January 7, 2022

Apartments In Tampa’s North Hyde Park Sell For More Than $400K Per Unit

By Ashley Gurbal Kritzer

An Atlanta developer has sold off its third apartment property in North Hyde Park — at a price-per-unit more commonly seen in downtown high-rises.

RangeWater Real Estate sold the 226-unit The Gray to a corporate entity linked to California-based Richland Communities for $92.53 million, according to Hillsborough County property records. The sales price breaks down to $409,451 per apartment — more than downtown’s Anchor Riverwalk fetched in August 2021.

RangeWater, previously known as Pollack Shores Real Estate Group, was a pioneer in North Hyde Park. The developer sold its first project there, NoHo Flats, for $57 million or $184,084 per apartment in 2014. Its second project, Havana Square, sold for $212,000 per unit in 2018.

“We’ve established a new market in Tampa by deploying new urbanist principles,” Anthony Everett, RangeWater’s Central Florida development director, said in a statement.

The developer’s total investment in the three projects was $130 million, Everett said, and the company will continue to manage The Gray.

The end of 2021 brought a flurry of top-of-market apartment sales in the Tampa Bay region. Manor Riverwalk, which was developed on the site of the Tampa Tribune, sold for $225 million, setting a new record for market-rate apartments in the Tampa Bay region. Waterview at Echelon City Center in St. Petersburg’s Carillon also sold for $100 million.

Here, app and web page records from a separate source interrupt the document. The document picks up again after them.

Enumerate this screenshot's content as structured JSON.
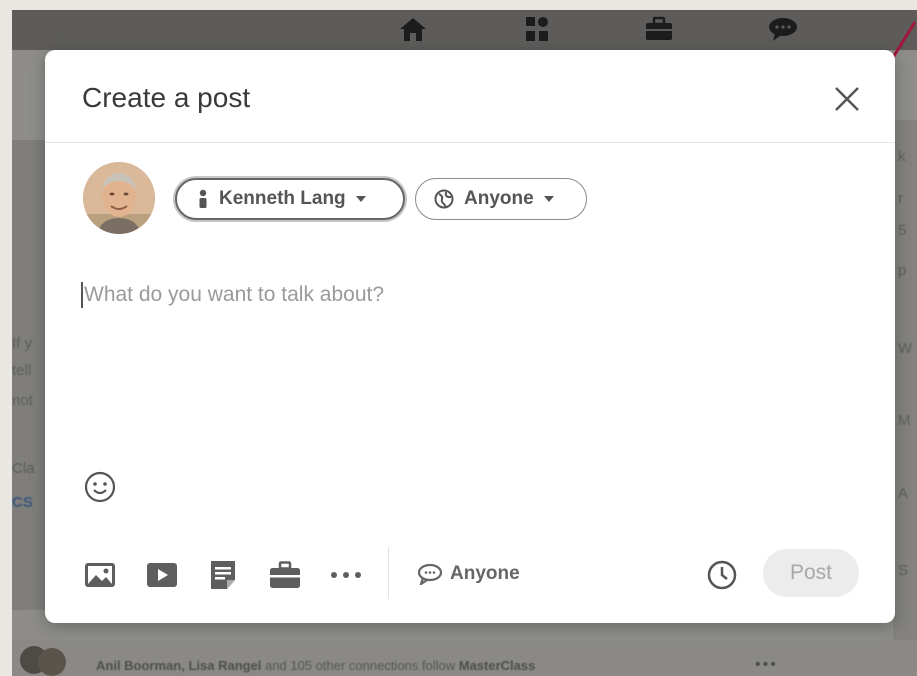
{
  "modal": {
    "title": "Create a post",
    "author_name": "Kenneth Lang",
    "audience": "Anyone",
    "composer_placeholder": "What do you want to talk about?",
    "comment_scope": "Anyone",
    "post_label": "Post"
  },
  "background": {
    "footer_text_names": "Anil Boorman, Lisa Rangel",
    "footer_text_rest": "and 105 other connections follow",
    "footer_text_brand": "MasterClass",
    "more_label": "•••",
    "left_fragments": [
      "If y",
      "tell",
      "not",
      "Cla",
      "CS"
    ],
    "right_fragments": [
      "k",
      "r",
      "5",
      "p",
      "W",
      "M",
      "A",
      "S"
    ]
  },
  "colors": {
    "accent_disabled": "#ececec",
    "annotation_arrow": "#a3163c",
    "nav_icons": "#1c1c1c"
  },
  "icons": [
    "home-icon",
    "network-icon",
    "jobs-icon",
    "messaging-icon",
    "close-icon",
    "globe-icon",
    "person-icon",
    "emoji-icon",
    "photo-icon",
    "video-icon",
    "document-icon",
    "briefcase-icon",
    "more-icon",
    "comment-icon",
    "clock-icon"
  ]
}
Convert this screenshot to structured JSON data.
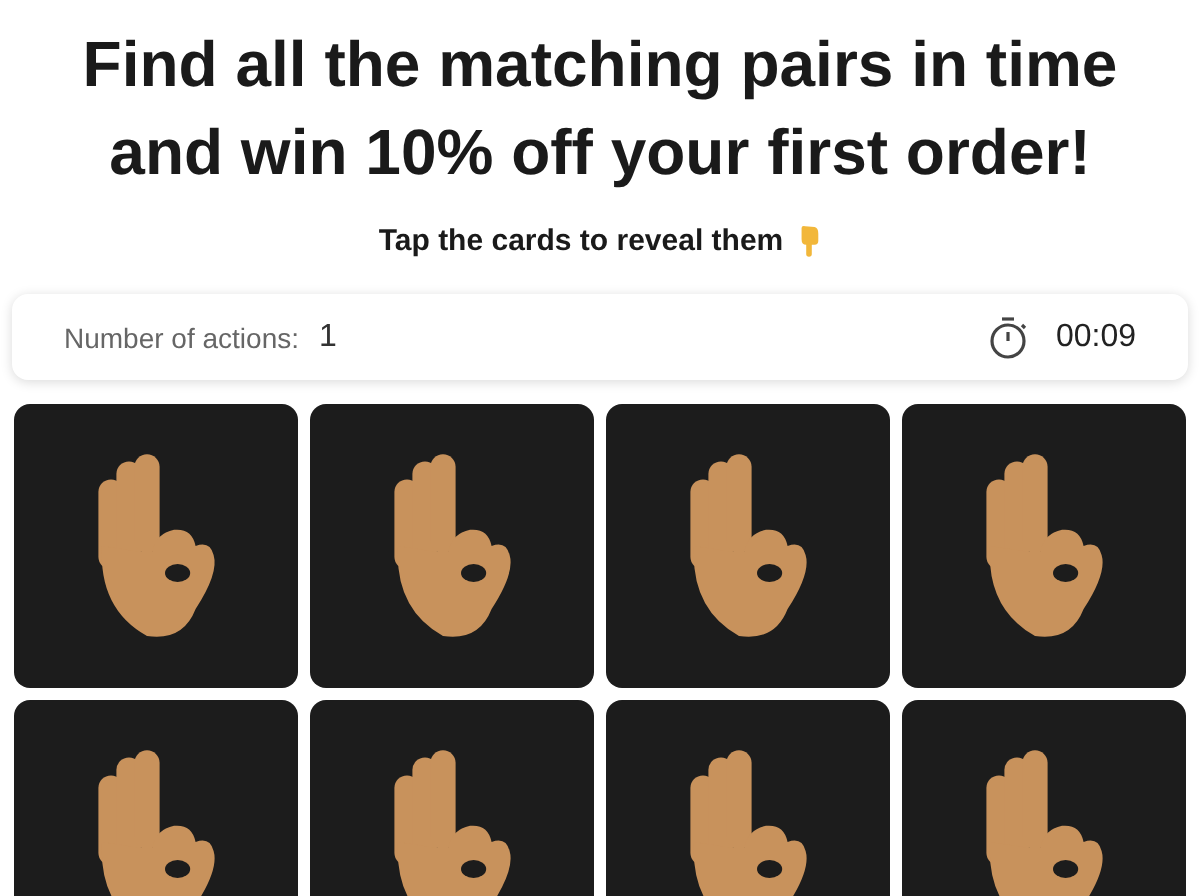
{
  "headline": [
    "Find all the matching pairs in time",
    "and win 10% off your first order!"
  ],
  "instruction": "Tap the cards to reveal them",
  "stats": {
    "actions_label": "Number of actions:",
    "actions_value": "1",
    "timer": "00:09"
  },
  "cards": [
    {
      "kind": "back"
    },
    {
      "kind": "back"
    },
    {
      "kind": "back"
    },
    {
      "kind": "back"
    },
    {
      "kind": "back"
    },
    {
      "kind": "back"
    },
    {
      "kind": "back"
    },
    {
      "kind": "back"
    }
  ]
}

The investor interest — and willingness to pay previously unheard-of prices — comes as the Tampa Bay region was named one of the most competitive rental markets in the U.S. Every vacant apartment in the Tampa area has an average of 22 applicants seeking the unit, according to RentCafe.

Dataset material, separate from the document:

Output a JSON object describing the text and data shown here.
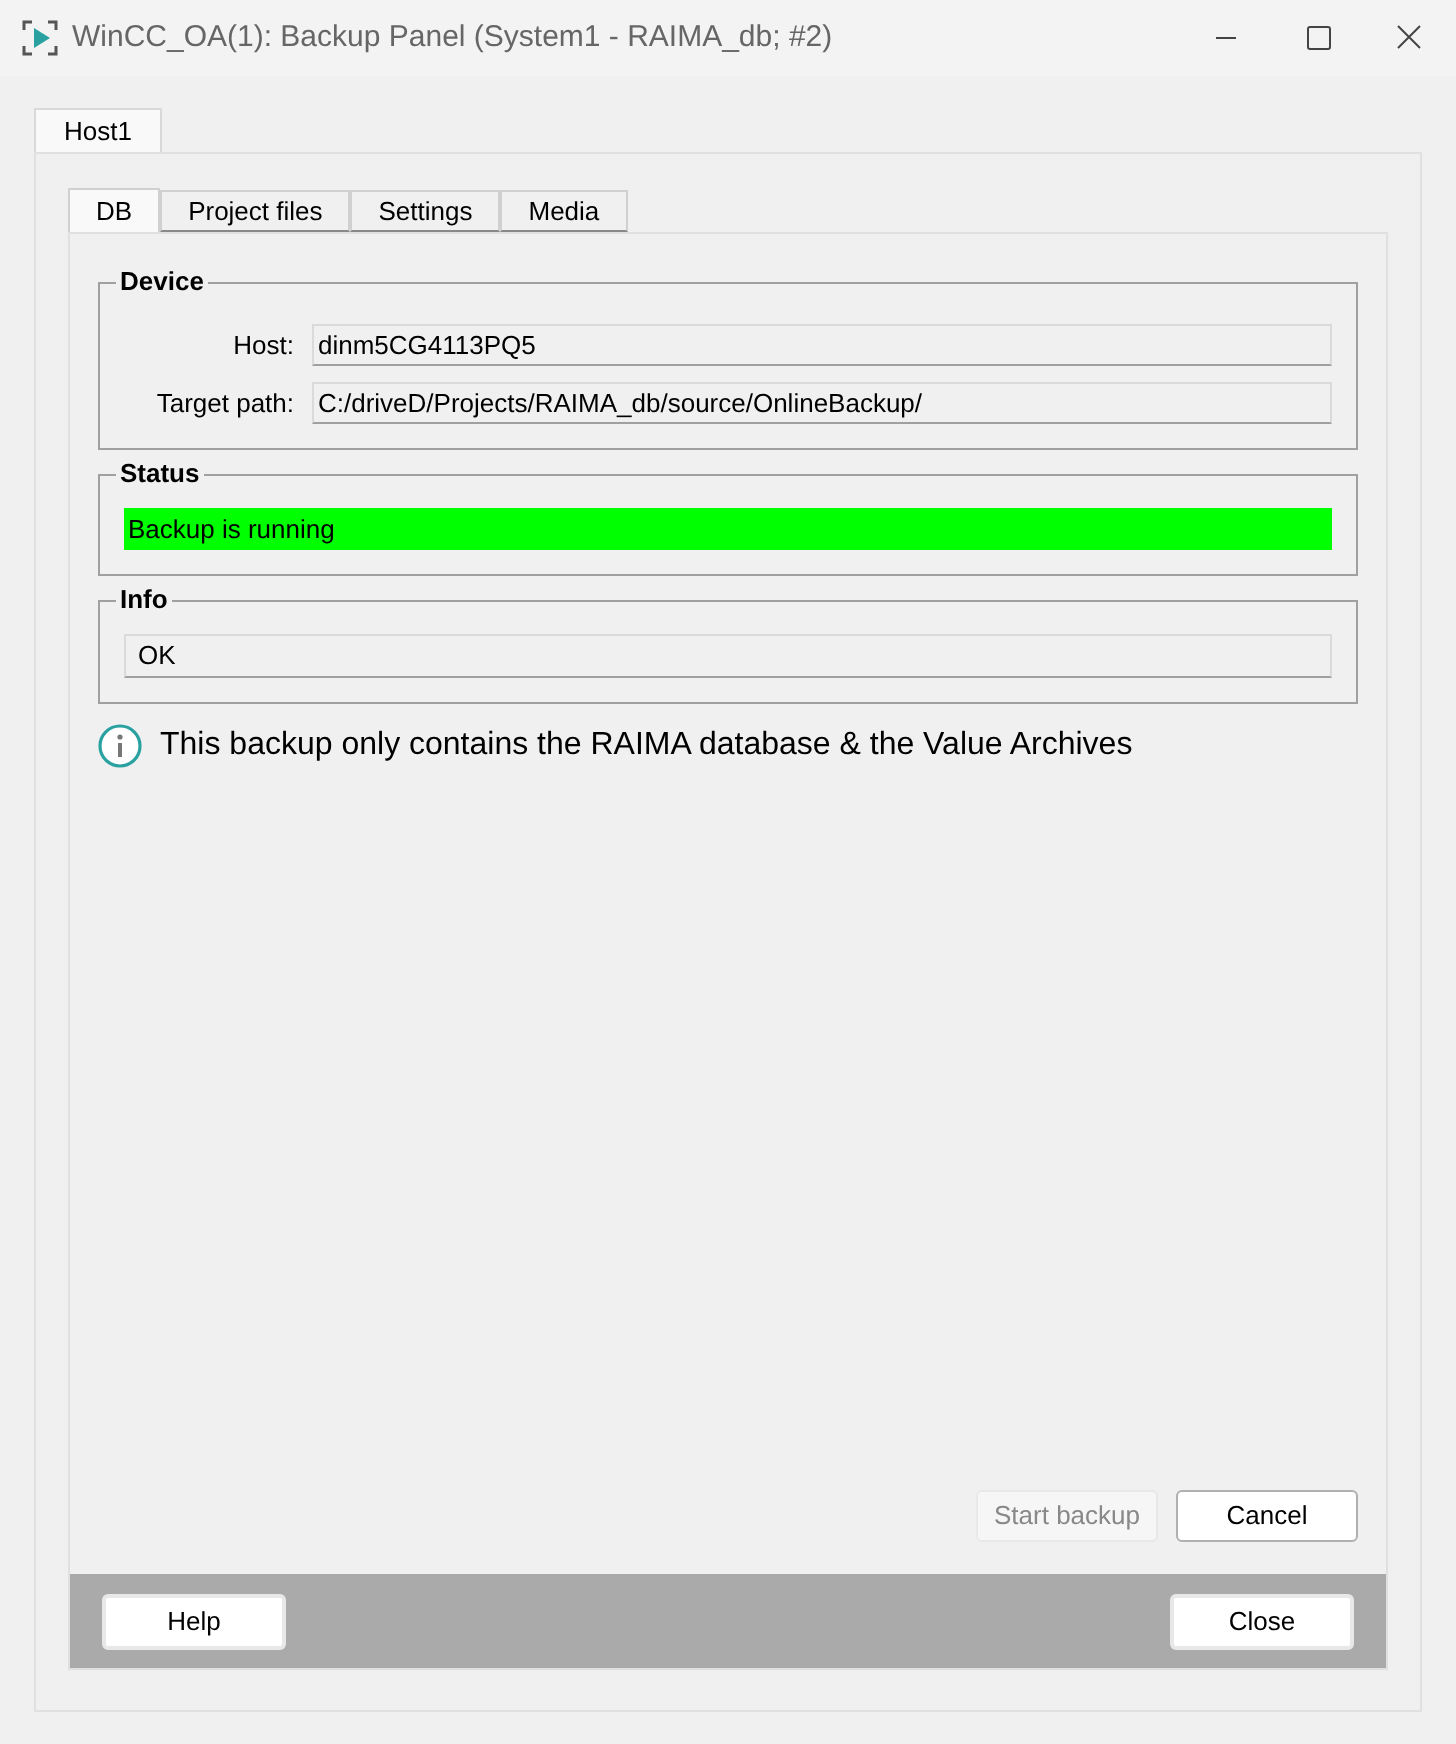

Apartments and other housing in the region are filling up as Tampa Bay sees an influx of new residents from the Northeast and the Midwest. There’s so much demand for housing here that Zillow named Tampa Bay its hottest housing market of 2022, projecting that prices will rise nearly 25% through November 2022.

Read more at Tampa Bay Business Journal here.